[[ ENTRIES SUPPLIED open ]]

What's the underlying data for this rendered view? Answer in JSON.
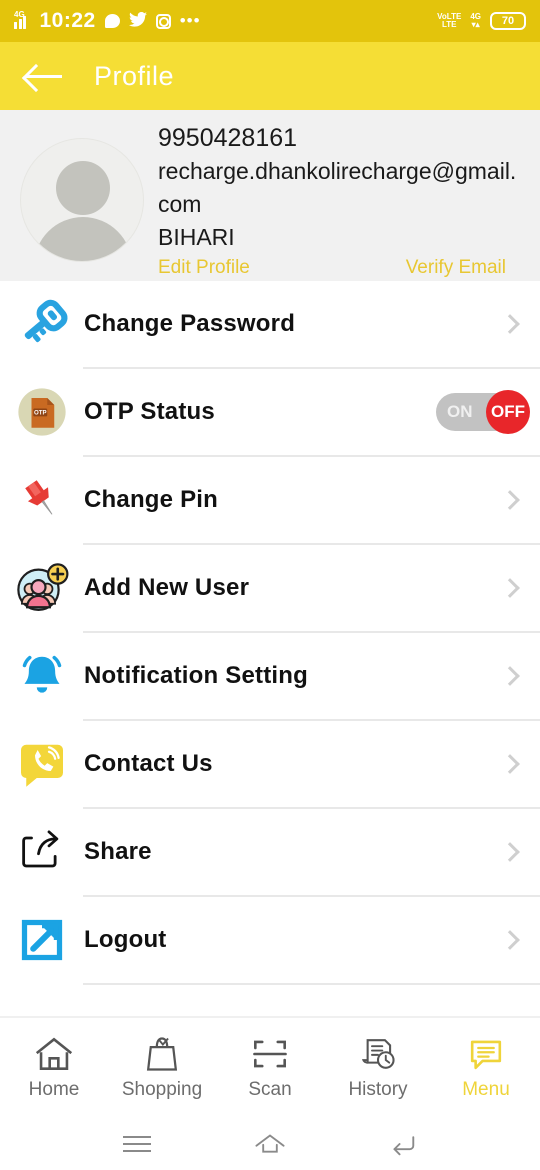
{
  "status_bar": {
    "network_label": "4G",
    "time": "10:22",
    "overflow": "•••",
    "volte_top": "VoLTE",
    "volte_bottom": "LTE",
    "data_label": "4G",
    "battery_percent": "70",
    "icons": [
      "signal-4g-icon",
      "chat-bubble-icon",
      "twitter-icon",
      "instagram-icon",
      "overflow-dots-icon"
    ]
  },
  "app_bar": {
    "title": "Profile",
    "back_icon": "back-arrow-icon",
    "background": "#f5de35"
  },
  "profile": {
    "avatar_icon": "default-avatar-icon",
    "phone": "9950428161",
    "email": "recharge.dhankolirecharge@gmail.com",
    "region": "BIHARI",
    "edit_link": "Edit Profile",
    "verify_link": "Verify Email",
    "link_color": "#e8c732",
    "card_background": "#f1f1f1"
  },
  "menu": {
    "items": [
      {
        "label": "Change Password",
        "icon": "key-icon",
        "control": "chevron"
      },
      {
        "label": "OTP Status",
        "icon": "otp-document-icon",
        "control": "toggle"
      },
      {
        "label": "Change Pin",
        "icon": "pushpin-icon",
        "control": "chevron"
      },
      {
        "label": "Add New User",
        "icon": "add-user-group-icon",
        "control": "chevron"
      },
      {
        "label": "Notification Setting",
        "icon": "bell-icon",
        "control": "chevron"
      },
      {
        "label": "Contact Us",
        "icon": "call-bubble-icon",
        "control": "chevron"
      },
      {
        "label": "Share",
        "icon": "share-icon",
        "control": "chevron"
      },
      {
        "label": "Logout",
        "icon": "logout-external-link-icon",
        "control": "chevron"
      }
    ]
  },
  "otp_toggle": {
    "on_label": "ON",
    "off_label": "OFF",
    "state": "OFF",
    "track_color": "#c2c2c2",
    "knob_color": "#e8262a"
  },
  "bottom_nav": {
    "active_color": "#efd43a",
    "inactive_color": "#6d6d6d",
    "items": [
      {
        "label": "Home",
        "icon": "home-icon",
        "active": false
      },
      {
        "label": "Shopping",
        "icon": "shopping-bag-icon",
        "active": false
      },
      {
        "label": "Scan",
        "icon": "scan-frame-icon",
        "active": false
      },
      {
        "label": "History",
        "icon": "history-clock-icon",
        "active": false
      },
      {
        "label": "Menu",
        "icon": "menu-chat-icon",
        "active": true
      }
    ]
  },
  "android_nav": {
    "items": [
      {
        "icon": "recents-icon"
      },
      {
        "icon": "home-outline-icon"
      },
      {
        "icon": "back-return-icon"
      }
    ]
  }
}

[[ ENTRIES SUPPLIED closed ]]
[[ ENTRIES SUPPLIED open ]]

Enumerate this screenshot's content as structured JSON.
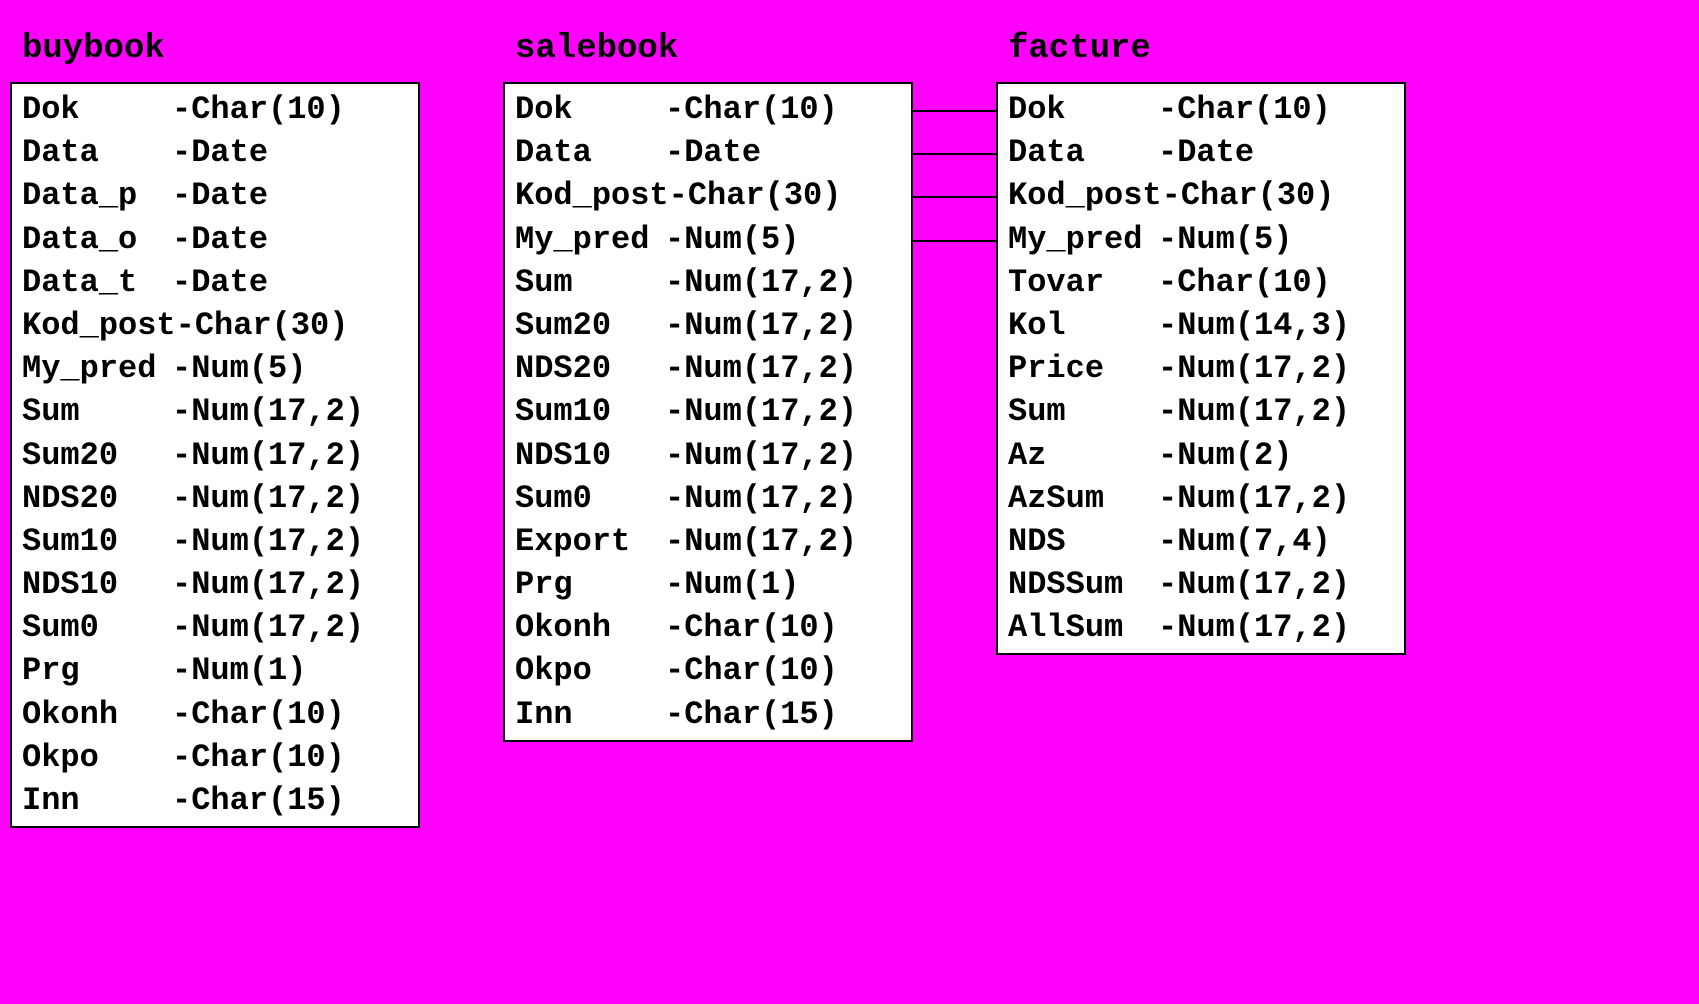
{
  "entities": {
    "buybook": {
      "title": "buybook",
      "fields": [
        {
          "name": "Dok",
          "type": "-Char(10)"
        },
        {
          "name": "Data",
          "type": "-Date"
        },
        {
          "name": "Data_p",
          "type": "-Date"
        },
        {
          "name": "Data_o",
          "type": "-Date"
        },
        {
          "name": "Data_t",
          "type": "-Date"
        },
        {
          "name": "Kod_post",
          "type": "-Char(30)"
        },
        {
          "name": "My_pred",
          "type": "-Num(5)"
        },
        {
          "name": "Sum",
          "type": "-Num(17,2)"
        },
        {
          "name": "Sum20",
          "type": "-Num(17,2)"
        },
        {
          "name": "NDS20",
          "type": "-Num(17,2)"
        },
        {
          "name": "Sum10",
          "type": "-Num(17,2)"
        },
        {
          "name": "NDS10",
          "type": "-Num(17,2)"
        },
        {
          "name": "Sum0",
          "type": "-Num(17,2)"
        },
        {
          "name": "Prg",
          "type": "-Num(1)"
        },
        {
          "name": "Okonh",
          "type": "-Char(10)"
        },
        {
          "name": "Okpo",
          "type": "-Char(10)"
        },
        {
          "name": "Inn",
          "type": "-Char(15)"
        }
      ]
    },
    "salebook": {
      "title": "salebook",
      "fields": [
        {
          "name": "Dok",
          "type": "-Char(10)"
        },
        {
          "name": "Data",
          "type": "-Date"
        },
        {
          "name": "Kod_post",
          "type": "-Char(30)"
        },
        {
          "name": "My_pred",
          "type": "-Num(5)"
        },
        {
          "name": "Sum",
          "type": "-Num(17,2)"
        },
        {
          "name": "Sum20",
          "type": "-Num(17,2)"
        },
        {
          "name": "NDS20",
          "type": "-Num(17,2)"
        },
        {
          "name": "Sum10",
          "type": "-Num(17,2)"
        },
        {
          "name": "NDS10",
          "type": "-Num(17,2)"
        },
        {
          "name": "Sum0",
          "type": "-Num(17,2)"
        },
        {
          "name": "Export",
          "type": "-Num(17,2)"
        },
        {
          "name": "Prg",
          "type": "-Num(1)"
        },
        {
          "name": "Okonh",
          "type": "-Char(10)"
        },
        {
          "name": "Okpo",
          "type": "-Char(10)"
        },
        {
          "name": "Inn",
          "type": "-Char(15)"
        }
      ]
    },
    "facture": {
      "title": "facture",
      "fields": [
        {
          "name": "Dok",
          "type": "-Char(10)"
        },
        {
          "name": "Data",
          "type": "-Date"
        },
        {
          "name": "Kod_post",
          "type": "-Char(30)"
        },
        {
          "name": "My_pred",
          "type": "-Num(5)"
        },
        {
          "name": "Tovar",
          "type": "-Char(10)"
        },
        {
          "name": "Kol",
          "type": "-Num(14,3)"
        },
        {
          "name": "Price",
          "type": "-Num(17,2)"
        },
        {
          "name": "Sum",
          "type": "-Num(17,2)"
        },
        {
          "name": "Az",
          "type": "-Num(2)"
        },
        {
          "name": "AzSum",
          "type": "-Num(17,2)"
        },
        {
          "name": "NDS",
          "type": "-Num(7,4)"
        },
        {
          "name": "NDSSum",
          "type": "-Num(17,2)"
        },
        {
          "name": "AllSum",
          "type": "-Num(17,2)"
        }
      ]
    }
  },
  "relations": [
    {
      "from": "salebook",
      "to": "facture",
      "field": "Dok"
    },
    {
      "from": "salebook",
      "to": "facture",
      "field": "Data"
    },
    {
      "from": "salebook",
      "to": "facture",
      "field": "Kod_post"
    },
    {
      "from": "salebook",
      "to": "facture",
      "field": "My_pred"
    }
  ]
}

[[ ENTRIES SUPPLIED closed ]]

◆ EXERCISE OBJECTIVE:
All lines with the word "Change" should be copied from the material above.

◆ RESPONSE TO THIS EXERCISE:
        "label": "Change Password",
        "label": "Change Pin",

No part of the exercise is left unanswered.